As I wrote in the preface of my book, “My desire is that everyone who reads this book will find a reawakening of passion, a morsel of hope, a willingness to think out of the box when it comes to the world of formal schooling.” That is still my hope.
In various capacities, over thirty years, I have participated, observed, and led others in the quest for an excellent education on behalf of thousands of young people in our schools. I care deeply about learning and find that most teachers do as well. I will continue to reiterate that teachers have one of the most difficult and rewarding jobs in our country.
I can hear the naysayers. For their benefit, I do not assume that other jobs are not challenging, demanding or difficult. They are as well. However, from my vantage point, teaching requires a level of consciousness that rivals a surgeon during an operation. It takes critical decision making, expertise and incredible skill to assess and respond in a way that increases the likelihood that the patient will survive. Great teachers do this everyday.
I know and have observed great teaching and learning in public schools, charter schools, private schools, religious-affiliated schools, and home schools. Great teachers are everywhere! In each instance, I noticed that choices were made by parents and students based on what they needed most. This makes sense to me because I am a mother and grandmother. I would not accept or tolerate inferior schooling for my children or grandchildren. Would you?
Why is it then that critics of school choice seem to know better than the parents and students who want to make these choices? Are these parents not capable of deciding which school choices are better than others? Do they need to be shouted down, harassed and intimidated as anti-public schools because they may choose a different course for their child? Where is the civil rights outcry when the right to choose something as basic as an education is vilified and demonized?
My book does not bash teachers, principals, or superintendents and school boards. It is not anti-public schools or pro-religious or charter schools. It does not espouse the best route for schooling at the exclusion of others. I would not claim to know what is the best schooling choice for every child in this country. I would defer to a child’s parents on this determination. Apparently, there are many voices, (mostly teacher unions and those who support them) claiming to know what kind of school is best.
Unfortunately, as a nation we are not on common ground when it comes to the purpose of schooling. Some believe that it exists to promote and further our democracy. Others hold fast to the notion that it prepares students for college, careers and life in general. There are some who believe that it exists for the benefit of the social order as seen here below.
Until there is common ground and consensus on why we have schools to begin with and what purpose they serve, we will surely encounter division and discord. Do we consider schooling a moral obligation, a right, a necessary requirement? Do we believe that the federal government is the sole directional compass, mandating body that ensures educational equity? If so, does equity include ALL kinds of schools or just the ones deemed appropriate or acceptable and who makes that determination?
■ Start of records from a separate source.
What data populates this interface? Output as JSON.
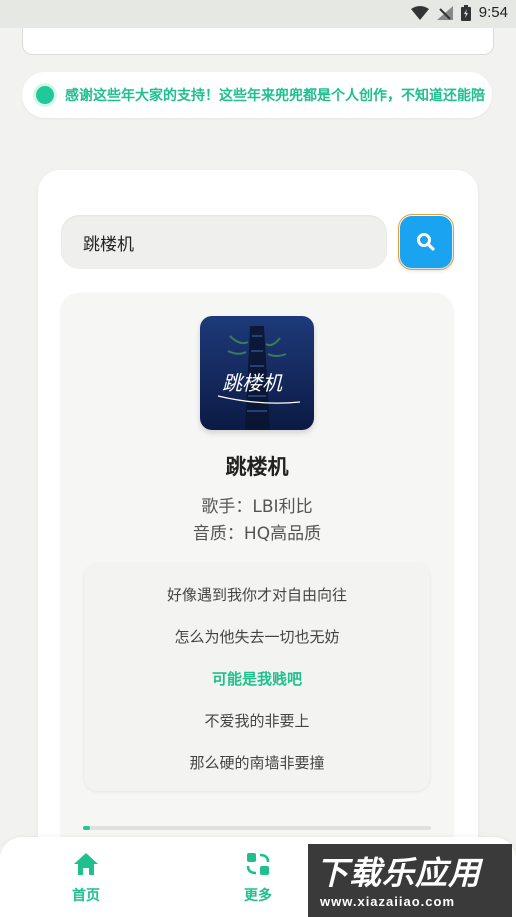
{
  "status_bar": {
    "time": "9:54"
  },
  "notice": {
    "text": "感谢这些年大家的支持！这些年来兜兜都是个人创作，不知道还能陪"
  },
  "search": {
    "value": "跳楼机"
  },
  "song": {
    "cover_text": "跳楼机",
    "title": "跳楼机",
    "singer": "歌手：LBI利比",
    "quality": "音质：HQ高品质",
    "progress": 0.005
  },
  "lyrics": [
    {
      "text": "好像遇到我你才对自由向往",
      "active": false
    },
    {
      "text": "怎么为他失去一切也无妨",
      "active": false
    },
    {
      "text": "可能是我贱吧",
      "active": true
    },
    {
      "text": "不爱我的非要上",
      "active": false
    },
    {
      "text": "那么硬的南墙非要撞",
      "active": false
    }
  ],
  "bottom_nav": {
    "home_label": "首页",
    "more_label": "更多"
  },
  "watermark": {
    "main": "下载乐应用",
    "url": "www.xiazaiiao.com"
  },
  "colors": {
    "accent": "#1fbf8e",
    "search_button": "#1aa3f0"
  }
}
Do we believe that how one decides to become educated is a basic human right and should be unaffiliated with any governmental agency?
Given that there is vast disagreement on the “why” of schooling, we would do well to honor and accept these differences and stop trying to promote one over the other. If we are a country of diversity in thought, ideology, culture, religion, politics, etc., should we not embrace diversity in schooling rather than control the options and narrow the choices?
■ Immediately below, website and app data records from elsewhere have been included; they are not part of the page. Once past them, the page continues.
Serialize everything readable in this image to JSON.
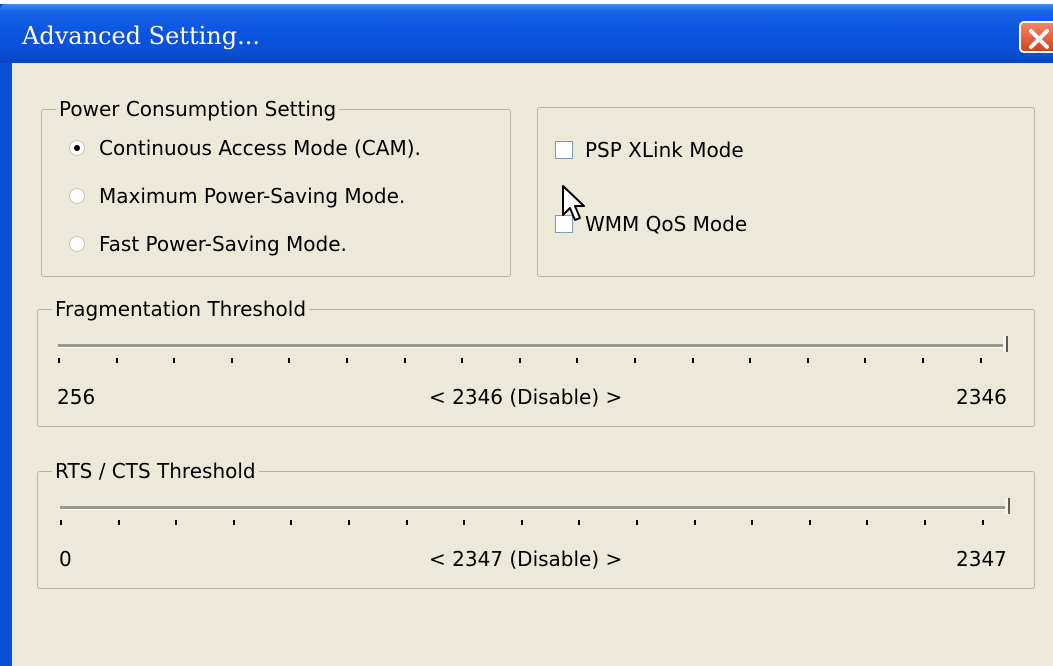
{
  "window": {
    "title": "Advanced Setting..."
  },
  "power": {
    "legend": "Power Consumption Setting",
    "options": [
      {
        "label": "Continuous Access Mode (CAM).",
        "selected": true
      },
      {
        "label": "Maximum Power-Saving Mode.",
        "selected": false
      },
      {
        "label": "Fast Power-Saving Mode.",
        "selected": false
      }
    ]
  },
  "modes": {
    "psp_xlink": {
      "label": "PSP XLink Mode",
      "checked": false
    },
    "wmm_qos": {
      "label": "WMM QoS Mode",
      "checked": false
    }
  },
  "fragmentation": {
    "legend": "Fragmentation Threshold",
    "min": "256",
    "current": "< 2346 (Disable) >",
    "max": "2346",
    "value": 2346
  },
  "rts_cts": {
    "legend": "RTS / CTS Threshold",
    "min": "0",
    "current": "< 2347 (Disable) >",
    "max": "2347",
    "value": 2347
  },
  "colors": {
    "titlebar": "#0a4fd6",
    "dialog_face": "#ece9d8",
    "close_button": "#d8401e"
  },
  "icons": {
    "close": "close-icon",
    "pointer": "mouse-pointer-icon"
  }
}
Maria Montessori espoused a wonderful philosophy of learning; “Follow the child.” She became keenly aware that “children absorb knowledge from their surroundings, have an endless interest in manipulating materials, and given the right tools, they can teach themselves more than anyone realized.” 1
Considering that every child learns differently, at different times, and through different approaches, maybe we should frame our educational policies, funding, and support to FOLLOW THE CHILD!
Alas, perhaps it’s not really about the child at all. Perhaps its more about control, intimidation, or narrow-minded allegiance to an old school paradigm. The same thought that brought us to the one size fits all model of learning, will lead us to the same destination – mass production schooling where casualties are inevitable.